* Records for the exercise *
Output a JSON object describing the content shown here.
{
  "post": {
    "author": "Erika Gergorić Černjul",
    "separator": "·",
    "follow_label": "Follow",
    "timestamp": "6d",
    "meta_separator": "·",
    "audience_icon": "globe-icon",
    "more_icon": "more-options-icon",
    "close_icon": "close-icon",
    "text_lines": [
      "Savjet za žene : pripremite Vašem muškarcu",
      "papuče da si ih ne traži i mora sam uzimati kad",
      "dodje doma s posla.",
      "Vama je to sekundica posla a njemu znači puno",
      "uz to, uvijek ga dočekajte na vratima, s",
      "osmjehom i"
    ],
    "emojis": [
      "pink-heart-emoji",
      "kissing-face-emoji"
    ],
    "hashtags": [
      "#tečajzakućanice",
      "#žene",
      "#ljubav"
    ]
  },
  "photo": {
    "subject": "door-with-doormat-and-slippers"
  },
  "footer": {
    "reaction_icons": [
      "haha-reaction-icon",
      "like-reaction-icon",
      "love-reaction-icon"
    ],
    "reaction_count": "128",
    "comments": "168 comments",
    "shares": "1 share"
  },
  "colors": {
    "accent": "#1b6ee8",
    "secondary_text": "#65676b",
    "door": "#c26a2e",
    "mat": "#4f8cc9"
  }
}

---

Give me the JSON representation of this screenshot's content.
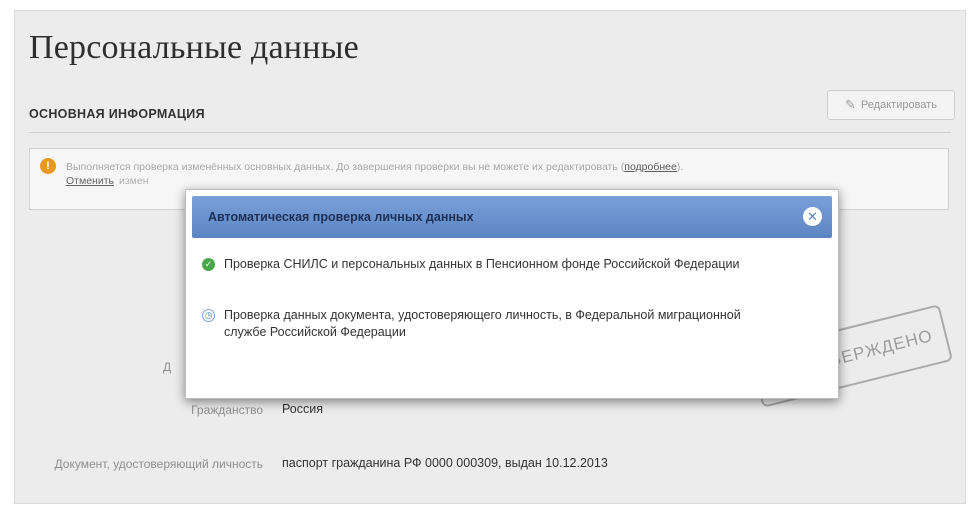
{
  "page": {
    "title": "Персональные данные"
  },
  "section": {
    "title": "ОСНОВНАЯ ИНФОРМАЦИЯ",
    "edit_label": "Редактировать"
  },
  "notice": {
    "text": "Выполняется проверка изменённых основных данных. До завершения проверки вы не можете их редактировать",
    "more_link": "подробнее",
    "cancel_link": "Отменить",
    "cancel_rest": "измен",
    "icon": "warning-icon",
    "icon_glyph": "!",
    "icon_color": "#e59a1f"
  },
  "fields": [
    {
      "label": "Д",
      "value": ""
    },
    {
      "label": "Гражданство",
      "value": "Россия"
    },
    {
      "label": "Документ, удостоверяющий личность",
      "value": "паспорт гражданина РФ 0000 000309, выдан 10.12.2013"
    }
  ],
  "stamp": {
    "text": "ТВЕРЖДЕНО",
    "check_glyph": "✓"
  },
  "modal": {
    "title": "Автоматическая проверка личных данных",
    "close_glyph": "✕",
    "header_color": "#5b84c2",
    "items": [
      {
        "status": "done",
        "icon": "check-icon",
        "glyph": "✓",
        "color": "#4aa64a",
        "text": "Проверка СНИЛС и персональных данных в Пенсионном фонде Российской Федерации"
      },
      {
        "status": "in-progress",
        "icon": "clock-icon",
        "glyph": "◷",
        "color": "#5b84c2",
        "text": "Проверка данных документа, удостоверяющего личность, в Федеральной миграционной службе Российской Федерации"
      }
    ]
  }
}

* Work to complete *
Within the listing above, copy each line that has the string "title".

* Output of the task *
    "title": "Персональные данные"
    "title": "ОСНОВНАЯ ИНФОРМАЦИЯ",
    "title": "Автоматическая проверка личных данных",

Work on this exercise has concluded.